to reactivate a job, because the job was paused or the job failed use.
root@zfs2:~# pve-zsync enable --source 192.168.1.1:100 --name test1
This will reset the error flag in case of failure.
You can edit the configuration in /etc/cron.d/pve-zsync or destroy the job and create it new.
Information about the jobs
To get a overview about all jobs use:
root@zfs94:~# pve-zsync list SOURCE NAME STATE LAST SYNC TYPE 192.168.15.95:100 testing1 ok 2015-05-13_14:44:00 ssh 192.168.15.95:data/test1 testing1 syncing2015-05-13_14:44:11 ssh root@zfs94:~# pve-zsync status SOURCE NAME STATUS 192.168.15.95:100 testing1 ok 192.168.15.95:data/test1 testing1 syncing
Recovering an VM
You must recover the VM or dataset manually. (In one of the upcoming releases, the restore for Proxmox VE VM will be integrated).
Fist, stop the sync job for the VM or dataset in question.
NOTE: if not you can be interfere the sync job or your snapshot will removed before you are able to send it.
root@zfs2:~# pve-zsync disable --source 192.168.15.1:100 --name test root@zfs2:~# pve-zsync list SOURCE NAME STATE LAST SYNC TYPE 192.168.15.1:100 test stopped2015-06-12_11:03:01 ssh
Then you can send the VM or Dataset to the selected target. SSH is only needed if you send to a remote sever.
zfs send <pool>/[<path>/]vm-<VMID>-disk-<number>@<last_snapshot> | [ssh root@<destination>] zfs receive <pool>/<path>/vm-<VMID>-disk-<number>
If you have a VM you must also copy the config and you need to correct the virtual disk storage configuration accordingly.
cp /var/lib/pve-zsync/<VMID>.conf.rep_<JOB_NAME><VMID>_<TIMESTAMP> /etc/pve/qemu-server/<VMID>.conf

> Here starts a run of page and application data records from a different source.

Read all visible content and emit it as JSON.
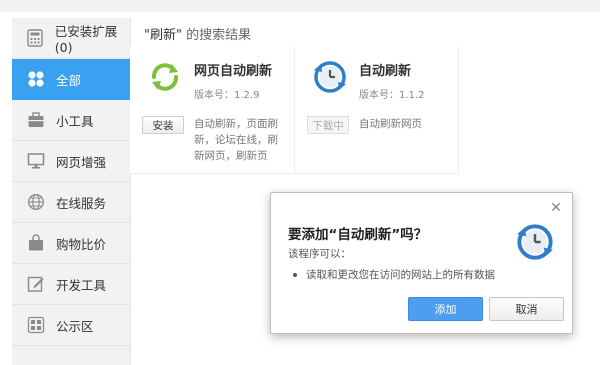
{
  "sidebar": {
    "items": [
      {
        "label": "已安装扩展(0)",
        "icon": "calculator-icon",
        "active": false
      },
      {
        "label": "全部",
        "icon": "grid-clover-icon",
        "active": true
      },
      {
        "label": "小工具",
        "icon": "toolbox-icon",
        "active": false
      },
      {
        "label": "网页增强",
        "icon": "monitor-icon",
        "active": false
      },
      {
        "label": "在线服务",
        "icon": "globe-icon",
        "active": false
      },
      {
        "label": "购物比价",
        "icon": "shopping-bag-icon",
        "active": false
      },
      {
        "label": "开发工具",
        "icon": "edit-icon",
        "active": false
      },
      {
        "label": "公示区",
        "icon": "apps-grid-icon",
        "active": false
      }
    ]
  },
  "search": {
    "keyword": "\"刷新\"",
    "suffix": " 的搜索结果"
  },
  "results": [
    {
      "name": "网页自动刷新",
      "version": "版本号：1.2.9",
      "button": "安装",
      "button_disabled": false,
      "description": "自动刷新，页面刷新，论坛在线，刷新网页，刷新页",
      "icon": "refresh-arrows-icon"
    },
    {
      "name": "自动刷新",
      "version": "版本号：1.1.2",
      "button": "下载中",
      "button_disabled": true,
      "description": "自动刷新网页",
      "icon": "clock-refresh-icon"
    }
  ],
  "dialog": {
    "title": "要添加“自动刷新”吗？",
    "subtitle": "该程序可以：",
    "permission": "读取和更改您在访问的网站上的所有数据",
    "add_label": "添加",
    "cancel_label": "取消",
    "close_symbol": "✕",
    "icon": "clock-refresh-icon"
  },
  "colors": {
    "accent": "#39a1f0",
    "add_button": "#4d9df0"
  }
}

Example restore VM 100 with 2 disk from 192.168.15.2 (pve2) to 192.168.15.1 (pve1) and change VMID from 100 to 200:
root@zfs2:~# zfs send rpool/backup/vm-100-disk-1@rep_test100_2015-06-12_11:03:01 | ssh email@example.com zfs receive vm/vm-200-disk-1 root@zfs2:~# ssh firstname.lastname@example.org root@zfs1:~# cp /var/lib/pve-zsync/100.conf.rep_test100_2015-06-11_14:11:01 /etc/pve/qemu-server/200.conf root@zfs1:~# nano /etc/pve/qemu-server/200.conf
Now you have to change the storage path:
bootdisk: virtio0 cores: 1 memory: 512 name: Debian8min net0: virtio=12:5E:F6:59:A9:BB,bridge=vmbr0 numa: 0 ostype: l26 smbios1: uuid=11fa2fba-5670-4610-aabb-534ad7edeffe sockets: 1 virtio0: zfs:vm-100-disk-1,size=10G virtio1: zfs:vm-100-disk-2,size=10G
bootdisk: virtio0 cores: 1 memory: 512 name: Debian8min net0: virtio=12:5E:F6:59:A9:BB,bridge=vmbr0 numa: 0 ostype: l26 smbios1: uuid=11fa2fba-5670-4610-aabb-534ad7edeffe sockets: 1 virtio0: vm:vm-200-disk-1,size=10G virtio1: vm:vm-200-disk-2,size=10G
Don't forget the command only works with IP Addresses and not hostnames.